Rokita convened the hearing by acknowledging research that shows “teachers have an enormous influence on student learning and performance.” However, teacher preparation programs are underperforming and failing to ensure that educators are ready for success in the classroom, said Rokita.
Marcy Singer-Gabella, Professor at Vanderbilt University, began by noting three challenges that the teaching profession faces:
1) a growing gap in student outcomes based on the deepening divide of wealth and opportunity;
2) a shift in years of experienced teachers from a norm of fifteen years to one year; and
3) an increasing reliance on temporary teachers over career teachers.
Deborah A. Gist, Rhode Island Commissioner of Elementary and Secondary Education, noted that Rhode Island’s Department of Education adopted new standards and qualifications for teachers through a review and approval process of all educator-preparation programs in the state. She noted that the new standards were modeled after the Council for the Accreditation of Educator Preparation (CAEP) to include five key elements: classroom practice; diversity in teacher recruitment; certifications based on criteria and assessment; collecting data on the teachers that graduated through their first year of teaching; and analyze, share and report collected data to the public.
Christina Hall, Co-Founder and Co-Director of the Urban Teacher Center, remarked on the success of the Urban Teacher Center (UTC) that has received high success ratings of program satisfaction, teacher retention rates and equitable learning results in the career field. Hall noted that the UTC program is unique to teacher preparation programs across the nation in which aspiring teachers commit to four years of in-classroom training along with graduate-level course work and the schools that agree to pay sizable fees for UTC training students are guaranteed results, “much like a customer would.”
The committees’ questions were based on the difference in compensation for teachers compared to other career fields and the extensive amount of data that schools have to collect for the U.S. Department of Education due to Title II mandates that result in no feedback or outcome analysis for teachers.
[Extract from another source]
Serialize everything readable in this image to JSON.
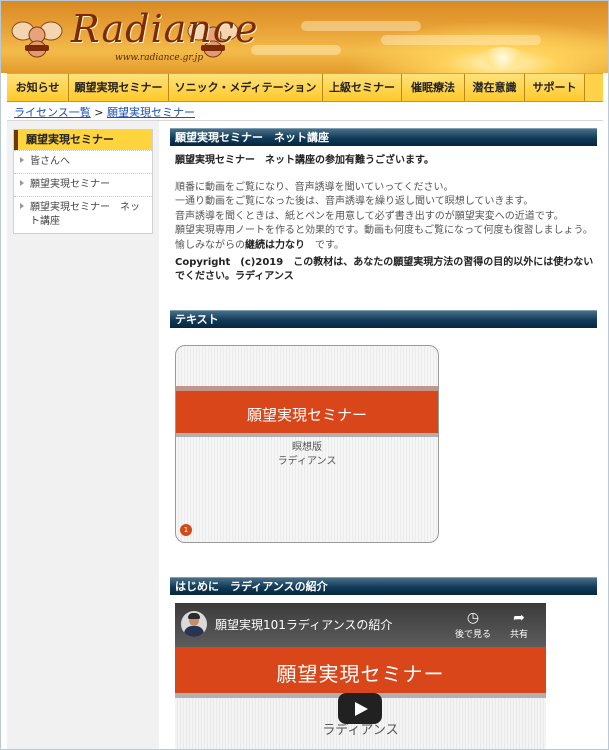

For more information on the hearing and an archived webcast, go to: http://edworkforce.house.gov/calendar/eventsingle.aspx?EventID=371021.
Prepared for Triangle Coalition for STEM Education by Washington Partners, LLC